Please use this identifier to cite or link to this item:
|Title:||Haemostasis and wound healing following endoscopic sinus and skull base surgery.|
|School/Discipline:||School of Medicine|
|Abstract:||Introduction Endoscopic sinus surgery (ESS) is the gold standard treatment for medically refractory chronic rhinosinusitis (CRS), and endoscopic skull base surgery is rapidly becoming the treatment of choice for many skull base tumours. Intraoperative and postoperative bleeding can range from minor and troublesome, to catastrophic, increasing the risk of complications to the patient. Whilst there are a number of effective haemostats, they are associated with scar tissue formation, patient discomfort and risk disease transmission. Carotid artery haemorrhage during sinus and skull base surgery remains the most feared complication, with considerable challenges in controlling the surgical field and managing such an event. There is no prospective scientific investigation to guide the surgeon in how best to manage this scenario. The aim of this thesis is to explore different haemostatic techniques and agents that can be implemented during sinus and skull base surgery. Methods A novel haemostatic agent that has shown promise during in vitro investigation was identified and investigated in the sheep model of ESS. This randomized controlled trial (RCT) used the Boezaart surgical field grade scale to investigate the haemostatic efficacy.
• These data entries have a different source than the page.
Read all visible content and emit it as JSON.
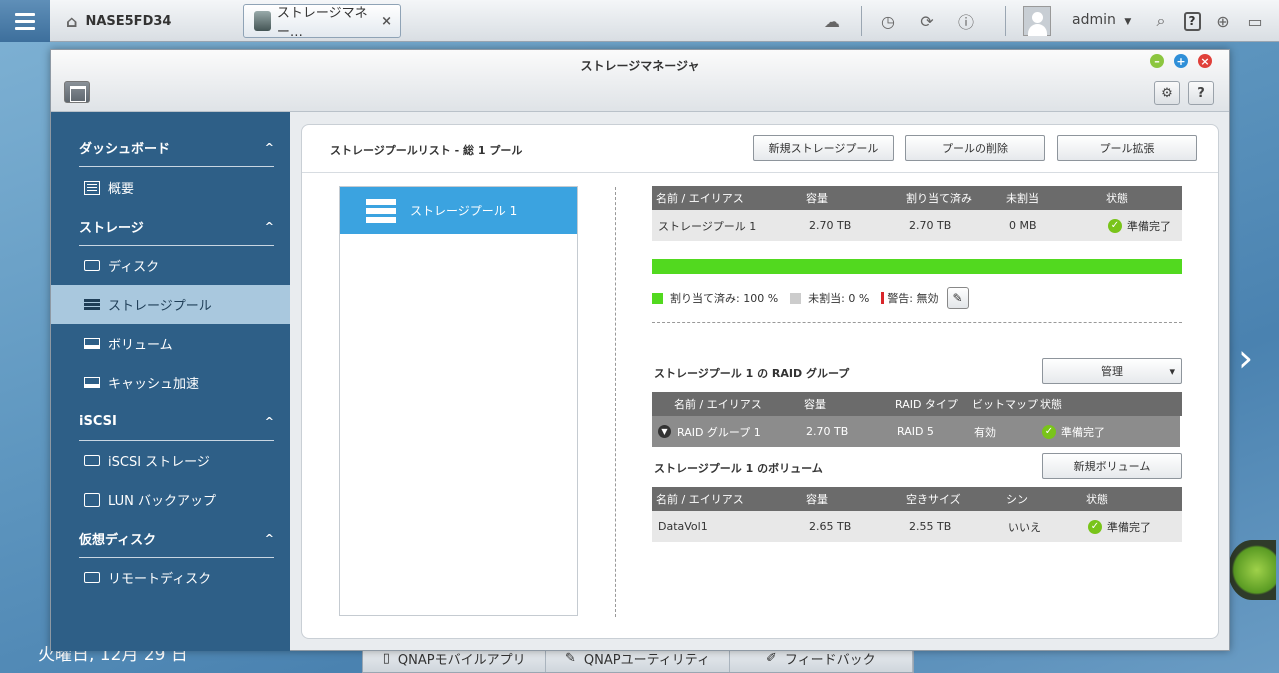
{
  "topbar": {
    "host_name": "NASE5FD34",
    "tab_label": "ストレージマネー…",
    "tab_close": "×",
    "user_name": "admin",
    "user_dropdown": "▼",
    "help_label": "?"
  },
  "window": {
    "title": "ストレージマネージャ",
    "help_label": "?",
    "minimize": "–",
    "maximize": "+",
    "close": "×"
  },
  "sidebar": {
    "sections": [
      {
        "label": "ダッシュボード",
        "items": [
          {
            "label": "概要",
            "icon": "list-icon"
          }
        ]
      },
      {
        "label": "ストレージ",
        "items": [
          {
            "label": "ディスク",
            "icon": "disk-icon"
          },
          {
            "label": "ストレージプール",
            "icon": "storage-pool-icon"
          },
          {
            "label": "ボリューム",
            "icon": "volume-icon"
          },
          {
            "label": "キャッシュ加速",
            "icon": "cache-icon"
          }
        ]
      },
      {
        "label": "iSCSI",
        "items": [
          {
            "label": "iSCSI ストレージ",
            "icon": "iscsi-icon"
          },
          {
            "label": "LUN バックアップ",
            "icon": "lun-backup-icon"
          }
        ]
      },
      {
        "label": "仮想ディスク",
        "items": [
          {
            "label": "リモートディスク",
            "icon": "remote-disk-icon"
          }
        ]
      }
    ],
    "collapse_glyph": "^",
    "active_item": "ストレージプール"
  },
  "main": {
    "list_title": "ストレージプールリスト - 総 1 プール",
    "buttons": {
      "new_pool": "新規ストレージプール",
      "delete_pool": "プールの削除",
      "expand_pool": "プール拡張"
    },
    "pool_list": [
      {
        "label": "ストレージプール 1"
      }
    ],
    "pool_table": {
      "headers": [
        "名前 / エイリアス",
        "容量",
        "割り当て済み",
        "未割当",
        "状態"
      ],
      "rows": [
        {
          "name": "ストレージプール 1",
          "capacity": "2.70 TB",
          "allocated": "2.70 TB",
          "unallocated": "0 MB",
          "status": "準備完了"
        }
      ]
    },
    "usage": {
      "allocated_percent": 100,
      "bar_color": "#52d91f",
      "allocated_label": "割り当て済み: 100 %",
      "unallocated_label": "未割当: 0 %",
      "warning_label": "警告: 無効",
      "allocated_color": "#52d91f",
      "unallocated_color": "#cccccc",
      "warning_color": "#d9262b"
    },
    "raid": {
      "title": "ストレージプール 1 の RAID グループ",
      "manage_button": "管理",
      "manage_caret": "▾",
      "headers": [
        "名前 / エイリアス",
        "容量",
        "RAID タイプ",
        "ビットマップ",
        "状態"
      ],
      "rows": [
        {
          "name": "RAID グループ 1",
          "capacity": "2.70 TB",
          "type": "RAID 5",
          "bitmap": "有効",
          "status": "準備完了"
        }
      ]
    },
    "volumes": {
      "title": "ストレージプール 1 のボリューム",
      "new_button": "新規ボリューム",
      "headers": [
        "名前 / エイリアス",
        "容量",
        "空きサイズ",
        "シン",
        "状態"
      ],
      "rows": [
        {
          "name": "DataVol1",
          "capacity": "2.65 TB",
          "free": "2.55 TB",
          "thin": "いいえ",
          "status": "準備完了"
        }
      ]
    }
  },
  "desktop": {
    "date_text": "火曜日, 12月 29 日",
    "taskbar": [
      "QNAPモバイルアプリ",
      "QNAPユーティリティ",
      "フィードバック"
    ],
    "next_arrow": "›"
  }
}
Macroscopic inspection of wound healing was performed for the first 2 post-operative weeks. Further evaluation of this agent was conducted in patients undergoing ESS. Patient’s symptoms were also investigated along with adhesion formation up to 3 months following surgery. To investigate the catastrophic bleeding scenario, the sheep model of carotid artery injury was developed. Consecutive experience with this model allowed a retrospective review of surgical videos to be performed so that a number of important principles could be identified to control the surgical field. Following this the efficacy of various techniques at achieving haemostasis were compared in a prospective randomised fashion. Particular end points included time to haemostasis, total blood loss, and overall survival of the animal. Results Chitosan gel, in the sheep model of ESS, achieved rapid haemostasis at 2, 4 and 6 minutes after injury, with no adverse effects noted in the early post-operative period. These findings were replicated in patients following ESS, with the additional benefits of no adverse patient symptoms and prevention of adhesion formation. The sheep model of carotid artery injury is a reproducible model of the high flow/high pressure vascular catastrophe that accurately recreates the anatomical constraints of the human nasal vestibule and is capable of training advanced endoscopic skull base surgeons in the techniques required to manage the surgical field. With specific instrumentation, the U-clip treatment and the muscle patch achieved complete haemostasis whilst maintaining vascular flow through the parent vessel. Conclusions Chitosan gel is the first effective haemostatic agent that improves macroscopic and microscopic features of wound healing, is well tolerated, and is rapidly dissolvable in the early post-operative period. The sheep model of carotid artery injury is an important innovation that allows advanced skull base surgeons to be trained in the techniques required to control the surgical field during carotid injury. Additionally, in the sheep model, the U-clip treatment and muscle patch repair achieve rapid haemostasis and maintain vascular patency.|
|Dissertation Note:||Thesis (Ph.D.) -- University of Adelaide, School of Medicine, 2012|
|Keywords:||haemostasis; wound healing; carotid injury; endoscopic surgery; sinus|
|Provenance:||This electronic version is made publicly available by the University of Adelaide in accordance with its open access policy for student theses. Copyright in this thesis remains with the author. This thesis may incorporate third party material which has been used by the author pursuant to Fair Dealing exceptions. If you are the owner of any included third party copyright material you wish to be removed from this electronic version, please complete the take down form located at: http://www.adelaide.edu.au/legals|
Copyright material removed from digital thesis. See print copy in University of Adelaide Library for full text.
|Appears in Collections:||Research Theses|
Files in This Item:
|01front.pdf||132.77 kB||Adobe PDF||View/Open|
|02whole.pdf||7.31 MB||Adobe PDF||View/Open|
|Permissions||Library staff access only||720.3 kB||Adobe PDF||View/Open|
|Restricted||Library staff access only||24.96 MB||Adobe PDF||View/Open|
Items in DSpace are protected by copyright, with all rights reserved, unless otherwise indicated.